These days any news about Google seems to be bad news, and always along the line of no good intention ever going unpunished.
The good deed they've been getting the most flack for these days has been their bold, unprecedented attempt to digitize the world's books.
When I first heard about this initiative, I loved it unreservedly, because I had wanted to do something similar myself.
Indeed, a lifelong ambition of mine has been to build a house somewhere with a lot of space, and add on a big circular library. You know, one of those tower like structures that's three storeys high, the shelves rise up to dizzying heights, with a massive stained glass window on the top. It would be like my own little wizard's enclave, a place where Raistlin would feel at home.
But could I hold the world's books? And for what purpose? In the event of Armageddon, or some sort of nuclear holocaust, it would be a place that could help the world rebuild. It would be the center of a brand new civilization, and oasis of knowledge and learning in the midst of ignorance and savagery.
But when was the last time the whole world ended?
Maybe one day I will build a library like that, but it would only be an ornament, really. Not something that could enrich the lives of others, unless I wanted to turn my home into a public space, and I'm sure the wife would have reservations about such a plan.
Besides, what I imagined doing was and still lay firmly in the realm of my own imagination. In practice, I seem to have gone in reverse, as I have become one of those people who now sheds books after using them. But Google isn't talking about a cool idea, or a grand notion, they're in the business of making it happen.
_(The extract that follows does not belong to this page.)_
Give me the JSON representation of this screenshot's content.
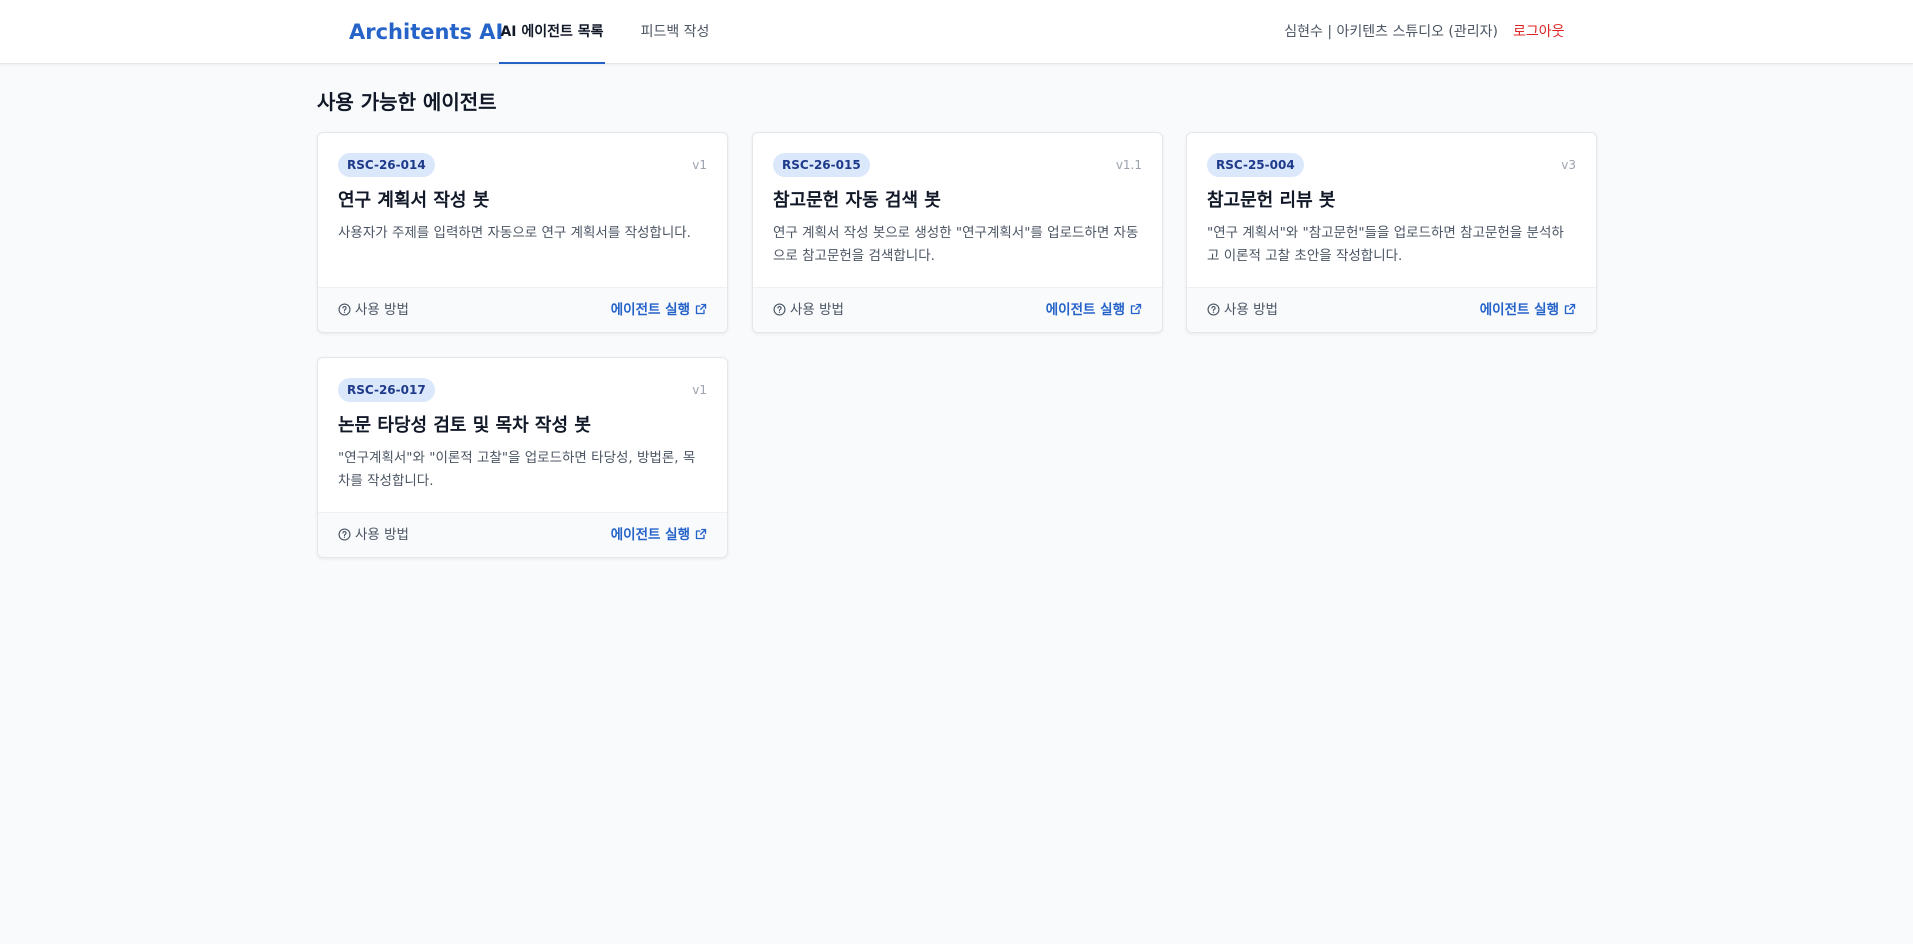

And that's where I get mystified by the response Google has gotten. A huge number of the books they have been dealing with are out of print, the author has died but no copyright owner can be found, or their is no indication of the clear holder of the copyright. In other words, these are books existing in a form of purgatory, of no real use to society at large, yet representing a massive amount of intellectual capital.
What Google found was a gold mine that nobody wanted, and nobody had ever bothered to even look at. So when Google staked their claim on all that empty territory, put a ton of resources into making something out of what had been abandoned as nothing, why only then did the howls begin. Accusations of monopoly where flung with abandon. Google was said to have vile, nefarious plans for locking up all the world's information, and leaving mankind in the dark.
All because they began digging up books that had been left to rot.
The whole thing struck me as the rawest of hypocrisy. Let's say I found a book they had dug up, and I had to pay a fee to access it. Well, the very fact that I found out about the existence of that book was due to Google, and the fact that I could actually obtain access to a copy was due to Google. So why they heck shouldn't they be allowed to charge me? They did all the work, and I am reaping the benefit of that work.
As usual, what strikes me as common sense, often seems to be less than common, and I find myself on the thin edge of an argument wedge. Which is why is was gratifying to see Slate.com come to the rescue with an argument that puts paid to all that nonsense sprayed about by all those howling nincompoops out there.
Now if only a way can be found to make digital storage and retrieval permanent, then worries about the loss of information can be put to rest.
Crystalline storage, anyone?